Netflix is facing heat from Saudi Arabia and other Gulf nations over the content on its platform that allegedly violates Islamic values. The complaints by the UAE, Saudi Arabia, Egypt, Bahrain and Jordan relate to Netflix titles like Sense8 and 13 Reasons Why, according to Reuters, as well as its recent deal with comedian Hasan Minhaj, who has been critical of the Saudi crown prince in his comedy specials. The streaming service did not immediately respond to CNBC’s request for comment.
According to Saudi media, Netflix was ordered to delete content that they claim “violates Islamic and social norms and principles” by Saudi Arabia and five other Gulf Arab nations.
The statement claimed that the streaming behemoth’s content violated legal requirements, although it made no mention of whether specific subjects or programmes were in violation.

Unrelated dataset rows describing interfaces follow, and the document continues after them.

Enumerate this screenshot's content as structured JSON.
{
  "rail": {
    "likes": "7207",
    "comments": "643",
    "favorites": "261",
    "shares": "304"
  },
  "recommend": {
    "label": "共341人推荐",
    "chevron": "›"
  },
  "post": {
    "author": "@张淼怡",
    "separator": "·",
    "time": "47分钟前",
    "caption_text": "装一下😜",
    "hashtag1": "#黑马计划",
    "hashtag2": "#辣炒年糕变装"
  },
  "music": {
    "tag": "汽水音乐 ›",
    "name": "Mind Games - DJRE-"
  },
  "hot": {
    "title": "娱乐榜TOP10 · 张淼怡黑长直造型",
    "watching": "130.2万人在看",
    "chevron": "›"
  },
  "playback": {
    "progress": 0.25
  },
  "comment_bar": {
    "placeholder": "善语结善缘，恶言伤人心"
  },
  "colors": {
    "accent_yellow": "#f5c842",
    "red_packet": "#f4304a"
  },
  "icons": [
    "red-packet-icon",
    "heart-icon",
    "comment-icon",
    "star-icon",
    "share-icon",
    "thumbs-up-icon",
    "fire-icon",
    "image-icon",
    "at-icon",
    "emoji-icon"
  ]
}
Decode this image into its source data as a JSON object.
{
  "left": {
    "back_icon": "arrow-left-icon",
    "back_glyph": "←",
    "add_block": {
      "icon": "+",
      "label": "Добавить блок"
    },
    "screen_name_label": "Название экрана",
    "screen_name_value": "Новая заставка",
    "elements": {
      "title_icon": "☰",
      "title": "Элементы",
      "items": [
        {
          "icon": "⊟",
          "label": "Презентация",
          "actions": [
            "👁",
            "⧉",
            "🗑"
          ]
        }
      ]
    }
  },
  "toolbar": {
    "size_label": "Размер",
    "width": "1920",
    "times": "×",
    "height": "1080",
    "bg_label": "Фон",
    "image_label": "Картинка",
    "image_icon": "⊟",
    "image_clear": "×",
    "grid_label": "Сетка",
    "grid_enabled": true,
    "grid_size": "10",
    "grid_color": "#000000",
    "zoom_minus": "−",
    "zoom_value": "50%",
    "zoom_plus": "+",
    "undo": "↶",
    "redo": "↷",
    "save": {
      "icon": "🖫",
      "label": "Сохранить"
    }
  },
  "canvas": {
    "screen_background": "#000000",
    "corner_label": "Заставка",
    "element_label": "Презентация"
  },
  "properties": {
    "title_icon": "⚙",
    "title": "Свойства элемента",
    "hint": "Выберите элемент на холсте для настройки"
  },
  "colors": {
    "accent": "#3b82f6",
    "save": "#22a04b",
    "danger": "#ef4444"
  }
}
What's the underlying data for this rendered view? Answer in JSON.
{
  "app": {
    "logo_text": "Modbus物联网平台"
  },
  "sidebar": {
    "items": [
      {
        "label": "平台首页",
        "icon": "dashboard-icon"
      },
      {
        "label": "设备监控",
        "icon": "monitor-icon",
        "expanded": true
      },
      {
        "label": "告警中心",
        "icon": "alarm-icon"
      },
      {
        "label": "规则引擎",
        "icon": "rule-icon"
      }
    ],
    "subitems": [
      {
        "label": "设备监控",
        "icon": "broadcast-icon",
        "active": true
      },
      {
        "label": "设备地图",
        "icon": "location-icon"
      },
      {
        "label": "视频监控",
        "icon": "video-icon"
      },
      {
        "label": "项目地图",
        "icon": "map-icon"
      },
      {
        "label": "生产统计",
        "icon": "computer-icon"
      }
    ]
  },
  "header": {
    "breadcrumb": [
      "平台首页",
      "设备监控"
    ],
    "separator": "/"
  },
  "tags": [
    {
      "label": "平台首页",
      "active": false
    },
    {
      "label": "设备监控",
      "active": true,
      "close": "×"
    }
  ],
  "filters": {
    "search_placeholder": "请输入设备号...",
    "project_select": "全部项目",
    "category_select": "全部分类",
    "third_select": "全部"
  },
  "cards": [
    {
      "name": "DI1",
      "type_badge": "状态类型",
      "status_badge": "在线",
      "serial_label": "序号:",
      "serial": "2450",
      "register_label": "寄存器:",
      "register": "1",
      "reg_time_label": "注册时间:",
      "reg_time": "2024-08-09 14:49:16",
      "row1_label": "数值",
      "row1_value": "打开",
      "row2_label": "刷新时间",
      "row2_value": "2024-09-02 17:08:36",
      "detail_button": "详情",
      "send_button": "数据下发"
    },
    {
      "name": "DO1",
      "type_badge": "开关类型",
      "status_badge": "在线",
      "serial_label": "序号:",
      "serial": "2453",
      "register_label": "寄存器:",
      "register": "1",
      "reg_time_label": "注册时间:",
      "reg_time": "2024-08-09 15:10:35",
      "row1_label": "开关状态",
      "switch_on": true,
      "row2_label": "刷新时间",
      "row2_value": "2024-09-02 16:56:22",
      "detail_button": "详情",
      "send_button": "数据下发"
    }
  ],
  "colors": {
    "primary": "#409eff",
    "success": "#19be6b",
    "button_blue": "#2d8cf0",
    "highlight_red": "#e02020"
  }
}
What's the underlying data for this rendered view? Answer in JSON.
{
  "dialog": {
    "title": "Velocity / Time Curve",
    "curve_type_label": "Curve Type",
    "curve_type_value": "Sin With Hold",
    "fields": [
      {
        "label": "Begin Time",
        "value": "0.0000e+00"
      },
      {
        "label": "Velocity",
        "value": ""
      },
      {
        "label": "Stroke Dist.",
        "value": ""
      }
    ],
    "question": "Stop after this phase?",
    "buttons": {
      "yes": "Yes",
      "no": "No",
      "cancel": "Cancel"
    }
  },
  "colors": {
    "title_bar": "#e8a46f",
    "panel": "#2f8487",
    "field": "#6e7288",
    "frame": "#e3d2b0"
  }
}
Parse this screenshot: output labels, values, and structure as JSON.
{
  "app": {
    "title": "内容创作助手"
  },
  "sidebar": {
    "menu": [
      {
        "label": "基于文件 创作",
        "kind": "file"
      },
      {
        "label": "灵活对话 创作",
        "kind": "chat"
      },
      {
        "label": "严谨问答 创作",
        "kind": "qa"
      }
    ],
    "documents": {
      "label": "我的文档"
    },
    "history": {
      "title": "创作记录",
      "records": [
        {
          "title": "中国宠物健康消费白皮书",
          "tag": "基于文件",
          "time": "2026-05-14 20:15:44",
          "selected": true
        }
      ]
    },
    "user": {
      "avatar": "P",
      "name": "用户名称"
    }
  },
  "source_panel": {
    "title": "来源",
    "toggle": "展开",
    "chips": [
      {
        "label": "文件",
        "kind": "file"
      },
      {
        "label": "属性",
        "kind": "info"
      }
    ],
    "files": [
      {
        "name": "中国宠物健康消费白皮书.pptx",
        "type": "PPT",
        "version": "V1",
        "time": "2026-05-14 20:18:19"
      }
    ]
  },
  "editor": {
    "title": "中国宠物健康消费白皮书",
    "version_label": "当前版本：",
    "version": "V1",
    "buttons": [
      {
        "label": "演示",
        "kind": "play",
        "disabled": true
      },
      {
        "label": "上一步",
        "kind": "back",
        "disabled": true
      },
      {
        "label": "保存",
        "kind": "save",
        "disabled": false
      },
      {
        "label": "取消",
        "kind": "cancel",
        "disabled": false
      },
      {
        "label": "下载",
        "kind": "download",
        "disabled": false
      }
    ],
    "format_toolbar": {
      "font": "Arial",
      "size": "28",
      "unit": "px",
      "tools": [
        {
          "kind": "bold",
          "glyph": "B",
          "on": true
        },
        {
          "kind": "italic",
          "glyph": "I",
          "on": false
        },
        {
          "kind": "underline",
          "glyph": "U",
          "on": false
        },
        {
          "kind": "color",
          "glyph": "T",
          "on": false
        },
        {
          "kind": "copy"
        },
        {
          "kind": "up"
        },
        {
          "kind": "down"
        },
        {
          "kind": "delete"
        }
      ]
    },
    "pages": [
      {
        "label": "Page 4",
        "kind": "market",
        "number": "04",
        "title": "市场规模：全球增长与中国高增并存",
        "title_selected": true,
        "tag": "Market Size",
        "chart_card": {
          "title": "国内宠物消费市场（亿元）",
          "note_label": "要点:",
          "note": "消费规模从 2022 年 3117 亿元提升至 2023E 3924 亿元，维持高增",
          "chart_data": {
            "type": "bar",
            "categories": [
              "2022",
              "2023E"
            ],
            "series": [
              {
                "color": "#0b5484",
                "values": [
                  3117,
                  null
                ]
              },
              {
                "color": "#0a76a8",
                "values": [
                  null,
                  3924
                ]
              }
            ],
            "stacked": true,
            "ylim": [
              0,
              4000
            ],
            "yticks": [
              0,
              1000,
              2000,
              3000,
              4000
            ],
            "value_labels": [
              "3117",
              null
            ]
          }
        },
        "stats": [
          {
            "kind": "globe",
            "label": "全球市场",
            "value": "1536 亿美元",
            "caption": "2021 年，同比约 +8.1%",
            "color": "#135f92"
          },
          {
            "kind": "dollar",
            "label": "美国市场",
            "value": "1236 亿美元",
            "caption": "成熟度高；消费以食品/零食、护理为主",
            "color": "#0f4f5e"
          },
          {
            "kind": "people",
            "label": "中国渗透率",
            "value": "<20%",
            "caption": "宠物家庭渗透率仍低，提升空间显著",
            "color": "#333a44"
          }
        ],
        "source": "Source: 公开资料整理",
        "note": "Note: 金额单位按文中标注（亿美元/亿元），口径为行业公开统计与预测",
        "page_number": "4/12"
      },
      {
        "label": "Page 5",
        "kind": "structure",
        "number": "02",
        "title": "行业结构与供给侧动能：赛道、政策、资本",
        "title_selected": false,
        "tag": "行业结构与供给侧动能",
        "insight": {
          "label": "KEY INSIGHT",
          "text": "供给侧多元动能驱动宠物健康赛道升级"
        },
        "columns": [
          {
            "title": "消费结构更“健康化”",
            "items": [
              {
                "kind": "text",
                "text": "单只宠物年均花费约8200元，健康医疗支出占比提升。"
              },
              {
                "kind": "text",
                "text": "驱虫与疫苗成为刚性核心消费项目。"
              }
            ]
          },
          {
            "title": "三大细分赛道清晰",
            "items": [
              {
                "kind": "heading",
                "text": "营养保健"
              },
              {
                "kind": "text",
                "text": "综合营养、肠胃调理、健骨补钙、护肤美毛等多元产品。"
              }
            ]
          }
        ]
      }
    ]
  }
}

But it’s commonly thought, and has been stated by local media and officials, that Netflix episodes with gay protagonists, same-sex kisses, and portrayals of youngsters as having sexual orientation are the things that the mandate is intended to stop.
According to a statement released on Tuesday by the Saudi General Commission for Audiovisual Media and the GCC Committee of Electronic Media Officials, the action was taken “in light of the recent observation that the platform was broadcasting visual material and content which violated content controls in GCC countries.”
The information “violates fundamental societal and Islamic values and principles. Therefore, the platform was contacted to guarantee compliance with the law and to delete this information, particularly content aimed at minors.
The Gulf Cooperation Council, or GCC, is made up of Saudi Arabia, Kuwait, the United Arab Emirates, Qatar, Bahrain, and Oman, all of which have a majority of conservative Muslims. In these nations, homosexuality is a crime that carries fines, jail time, and even the death penalty.
If Netflix disregards the government’s demand, legal action is also being threatened.
According to Esra Assery, CEO of the Saudi General Commission for Audiovisual Media, “all legal measures will be taken to protect the Kingdom’s sovereignty, citizens, and residents from any intellectual attack intended to affect its societies, values, safety of upbringing their generations, and protecting them from harmful content.”
Saudi Arabia has a ban?
Tuesday saw the publication of a television programme on the subject from the Saudi state news station Al Ekhbariya TV that featured segments from the Netflix cartoon series “Jurassic World: Camp Cretaceous.” The state network’s story featured a hazy image of two female characters kissing and professing their love for one another.
Netflix encourages kid homosexuality beneath a dramatic cover, according to Al Ekhbariya’s story, which was shared on the news outlet’s official Twitter account, which has 1.4 million followers. Will Saudi Arabia soon prohibit Netflix? ”
Netflix harms children’s healthy development and disseminates “immoral themes,” according to another tweet from the state network, which included a video and the hashtags “#CancelNetflix” and “#BoycottNetflix.”
The allegations have received no response from Netflix. However, many of its customers in the U.S. and Europe have praised the streaming service for including LGBTQ+ characters and material, saying it sets a good example for diversity and representation. With 220 million customers globally as of late June, Netflix continues to have the most consumers of any commercial streaming service.
According to a YouGov study from September 2021, 37% of Saudi Arabian citizens use Netflix, making it the most widely used streaming service in the country.
crackdown on LGBTQ+-themed content
Authorities in the oil-rich Arab Gulf states have fought with Western media about homosexual content before, so this is by no means a new development. Due to the depiction of a same-sex romance and a fleeting same-sex kiss in the Disney Pixar animated film “Lightyear,” the Gulf nations and numerous others in East and South Asia prohibited its theatrical distribution in June.
Additionally, the UAE government ordered Amazon, a major online retailer, to ban searches for LGBTQ-related items on its UAE website in July. Soon after that, as part of a campaign against homosexuality, Saudi Arabian authorities raided several children’s stores and seized toys and clothing with rainbow themes, according to state media at the time.
The opposition to LGBTQ+ themes comes as several of the nations in the area, especially Saudi Arabia and the UAE, work to diversify their economies and draw in new capital.
In order to draw talent from throughout the world, some of their efforts include liberalising reforms and loosening certain formerly harsh social rules. Movie theatres were not allowed in Saudi Arabia until 2018. As a result of these reforms, they are currently being erected everywhere in the kingdom, however certain content is still subject to regulation.
The region’s rules against homosexuality have long been under fire from activists and human rights organisations, but the governments there argue that the regulations are necessary to maintain the region’s religious and cultural traditions.